§ REQUIRED ACTION
If a line in the data holds the string "iconName", list it.

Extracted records
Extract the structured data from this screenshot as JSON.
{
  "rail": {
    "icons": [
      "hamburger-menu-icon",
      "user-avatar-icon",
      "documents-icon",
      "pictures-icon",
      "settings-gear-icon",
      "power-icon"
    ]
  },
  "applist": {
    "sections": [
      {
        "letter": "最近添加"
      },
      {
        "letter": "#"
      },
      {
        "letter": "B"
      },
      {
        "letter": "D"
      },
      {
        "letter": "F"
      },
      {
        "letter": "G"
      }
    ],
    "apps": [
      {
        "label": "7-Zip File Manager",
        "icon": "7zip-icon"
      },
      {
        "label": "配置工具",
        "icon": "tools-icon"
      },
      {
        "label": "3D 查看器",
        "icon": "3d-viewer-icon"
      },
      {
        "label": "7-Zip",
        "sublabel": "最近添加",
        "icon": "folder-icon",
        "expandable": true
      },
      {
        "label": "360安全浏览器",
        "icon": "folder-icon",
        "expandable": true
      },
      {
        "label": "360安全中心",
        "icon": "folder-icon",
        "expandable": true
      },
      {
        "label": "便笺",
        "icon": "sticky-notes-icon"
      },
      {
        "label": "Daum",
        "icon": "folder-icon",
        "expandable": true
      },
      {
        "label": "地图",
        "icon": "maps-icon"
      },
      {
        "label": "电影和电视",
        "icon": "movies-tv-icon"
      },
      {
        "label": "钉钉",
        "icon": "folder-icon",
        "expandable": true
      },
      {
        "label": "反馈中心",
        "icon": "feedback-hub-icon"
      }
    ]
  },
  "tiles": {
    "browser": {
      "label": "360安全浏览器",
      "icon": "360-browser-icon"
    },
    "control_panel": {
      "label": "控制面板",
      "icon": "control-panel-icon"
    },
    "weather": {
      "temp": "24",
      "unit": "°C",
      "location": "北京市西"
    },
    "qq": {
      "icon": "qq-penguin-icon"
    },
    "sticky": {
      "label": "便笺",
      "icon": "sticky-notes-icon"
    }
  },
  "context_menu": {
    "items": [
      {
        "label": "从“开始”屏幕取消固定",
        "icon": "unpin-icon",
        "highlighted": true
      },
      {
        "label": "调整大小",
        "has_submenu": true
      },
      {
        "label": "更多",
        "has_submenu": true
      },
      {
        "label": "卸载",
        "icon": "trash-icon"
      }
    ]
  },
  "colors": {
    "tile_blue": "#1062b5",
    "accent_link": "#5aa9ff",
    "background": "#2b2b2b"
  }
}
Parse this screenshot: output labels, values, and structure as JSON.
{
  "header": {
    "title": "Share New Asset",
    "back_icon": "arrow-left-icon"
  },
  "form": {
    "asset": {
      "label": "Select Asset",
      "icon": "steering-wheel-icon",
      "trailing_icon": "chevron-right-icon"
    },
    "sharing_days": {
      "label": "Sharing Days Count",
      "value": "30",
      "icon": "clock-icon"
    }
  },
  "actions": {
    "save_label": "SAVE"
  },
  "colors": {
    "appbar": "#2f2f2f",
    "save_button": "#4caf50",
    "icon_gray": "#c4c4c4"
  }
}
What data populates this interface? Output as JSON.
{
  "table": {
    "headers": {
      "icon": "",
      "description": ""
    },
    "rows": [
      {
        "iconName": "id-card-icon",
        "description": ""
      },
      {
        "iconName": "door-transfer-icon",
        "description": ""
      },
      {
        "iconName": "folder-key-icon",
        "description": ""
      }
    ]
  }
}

§ EXERCISE RESPONSE
        "iconName": "id-card-icon",
        "iconName": "door-transfer-icon",
        "iconName": "folder-key-icon",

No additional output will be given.